23andme

The toolkit did not work out due to the Food and Drug Administration (FDA) shutting it down, although it is available in other regions like the UK and Germany. However 23andMe’s goals are a lot larger than a simple ancestry reader.

In a new push to progress medicine, 23andMe has announced it will be developing its own drugs using the DNA and genetic information it receives from millions of patients worldwide.

23andMe already provides genetic information to Genentech and Pfizer, and it is considered extremely valuable since the startup brings a new mind to the equation.

The Silicon Valley approach to medicine is starting to become more approved by the government authorities in the United States. Apple recently launched ResearchKit without major disapproval from the FDA, and HealthKit remains a strong part of iOS and the Apple Watch.

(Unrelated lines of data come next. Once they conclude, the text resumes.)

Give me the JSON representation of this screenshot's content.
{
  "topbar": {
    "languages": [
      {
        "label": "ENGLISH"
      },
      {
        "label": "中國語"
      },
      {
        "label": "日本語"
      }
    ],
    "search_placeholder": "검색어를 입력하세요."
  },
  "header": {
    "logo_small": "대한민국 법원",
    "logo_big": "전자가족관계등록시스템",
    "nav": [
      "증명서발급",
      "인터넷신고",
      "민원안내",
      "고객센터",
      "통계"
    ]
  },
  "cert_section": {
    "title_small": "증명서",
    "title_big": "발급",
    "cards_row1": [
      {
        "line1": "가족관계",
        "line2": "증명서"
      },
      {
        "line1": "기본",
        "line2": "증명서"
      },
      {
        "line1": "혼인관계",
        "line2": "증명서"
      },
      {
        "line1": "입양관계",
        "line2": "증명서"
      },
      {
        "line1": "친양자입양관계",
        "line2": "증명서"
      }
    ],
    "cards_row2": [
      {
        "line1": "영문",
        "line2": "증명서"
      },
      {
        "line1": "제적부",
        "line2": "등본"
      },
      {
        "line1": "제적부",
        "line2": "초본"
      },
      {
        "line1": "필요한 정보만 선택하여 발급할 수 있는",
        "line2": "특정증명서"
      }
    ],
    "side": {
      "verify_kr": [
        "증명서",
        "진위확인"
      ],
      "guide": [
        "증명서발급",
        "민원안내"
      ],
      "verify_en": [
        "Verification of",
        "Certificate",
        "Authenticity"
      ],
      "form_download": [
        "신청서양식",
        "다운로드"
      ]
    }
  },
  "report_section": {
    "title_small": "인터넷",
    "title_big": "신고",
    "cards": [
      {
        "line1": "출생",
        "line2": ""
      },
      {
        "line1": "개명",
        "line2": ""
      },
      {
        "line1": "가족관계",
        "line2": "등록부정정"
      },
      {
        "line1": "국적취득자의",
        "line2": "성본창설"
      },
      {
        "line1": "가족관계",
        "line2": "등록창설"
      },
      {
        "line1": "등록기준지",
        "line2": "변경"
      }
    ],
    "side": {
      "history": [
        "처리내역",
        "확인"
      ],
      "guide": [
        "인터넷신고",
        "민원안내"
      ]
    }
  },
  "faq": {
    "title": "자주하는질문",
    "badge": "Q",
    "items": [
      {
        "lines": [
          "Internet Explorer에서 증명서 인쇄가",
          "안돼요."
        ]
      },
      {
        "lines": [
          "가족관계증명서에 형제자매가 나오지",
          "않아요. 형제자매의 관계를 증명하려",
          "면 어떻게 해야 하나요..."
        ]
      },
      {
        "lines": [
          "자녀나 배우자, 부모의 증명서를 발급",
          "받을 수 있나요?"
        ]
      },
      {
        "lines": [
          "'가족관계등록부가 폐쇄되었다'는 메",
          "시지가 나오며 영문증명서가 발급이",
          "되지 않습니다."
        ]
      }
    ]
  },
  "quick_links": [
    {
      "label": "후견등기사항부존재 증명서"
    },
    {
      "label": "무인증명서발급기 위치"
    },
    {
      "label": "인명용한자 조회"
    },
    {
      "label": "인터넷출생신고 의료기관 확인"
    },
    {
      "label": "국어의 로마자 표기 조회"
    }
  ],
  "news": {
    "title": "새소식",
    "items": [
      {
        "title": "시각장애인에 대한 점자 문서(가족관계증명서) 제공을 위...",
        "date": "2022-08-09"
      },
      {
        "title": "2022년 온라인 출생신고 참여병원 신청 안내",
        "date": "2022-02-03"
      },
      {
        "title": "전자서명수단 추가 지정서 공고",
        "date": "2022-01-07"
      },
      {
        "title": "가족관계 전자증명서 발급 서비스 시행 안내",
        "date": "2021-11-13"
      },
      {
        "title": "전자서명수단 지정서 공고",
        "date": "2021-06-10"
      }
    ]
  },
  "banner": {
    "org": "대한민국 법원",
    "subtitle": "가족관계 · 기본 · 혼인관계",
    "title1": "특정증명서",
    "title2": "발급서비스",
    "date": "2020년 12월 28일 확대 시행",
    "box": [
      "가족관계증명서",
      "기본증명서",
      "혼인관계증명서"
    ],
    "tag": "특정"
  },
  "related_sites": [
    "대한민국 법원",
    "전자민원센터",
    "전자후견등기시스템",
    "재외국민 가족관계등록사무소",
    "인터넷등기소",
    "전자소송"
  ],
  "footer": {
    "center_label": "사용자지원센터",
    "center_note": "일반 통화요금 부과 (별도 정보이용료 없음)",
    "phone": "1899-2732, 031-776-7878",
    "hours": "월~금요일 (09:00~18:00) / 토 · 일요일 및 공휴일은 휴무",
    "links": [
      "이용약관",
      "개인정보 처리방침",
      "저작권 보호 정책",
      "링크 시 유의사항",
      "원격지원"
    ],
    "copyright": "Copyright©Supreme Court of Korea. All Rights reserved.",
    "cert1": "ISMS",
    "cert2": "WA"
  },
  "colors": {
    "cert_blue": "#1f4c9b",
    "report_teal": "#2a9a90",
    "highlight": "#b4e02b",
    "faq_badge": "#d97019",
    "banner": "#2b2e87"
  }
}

If Apple is able to bypass some of the requirements, hopefully 23andMe’s new ambitious move into creating its own drugs will get past without huge regulation. Of course, the FDA still needs to check all new drugs and see quite a large amount of tests before approval, but 23andMe could find other markets worldwide if the FDA proves too much of a hassle.

It is clear medicine will not continue on the same path is has been on for 20 years, and the investments in new medical research using genetics and other information will revolutionise medicine.

The issue is that without these strong barriers, will 23andMe, Calico and other new “Silicon Valley style” medical facilities end up making a huge error.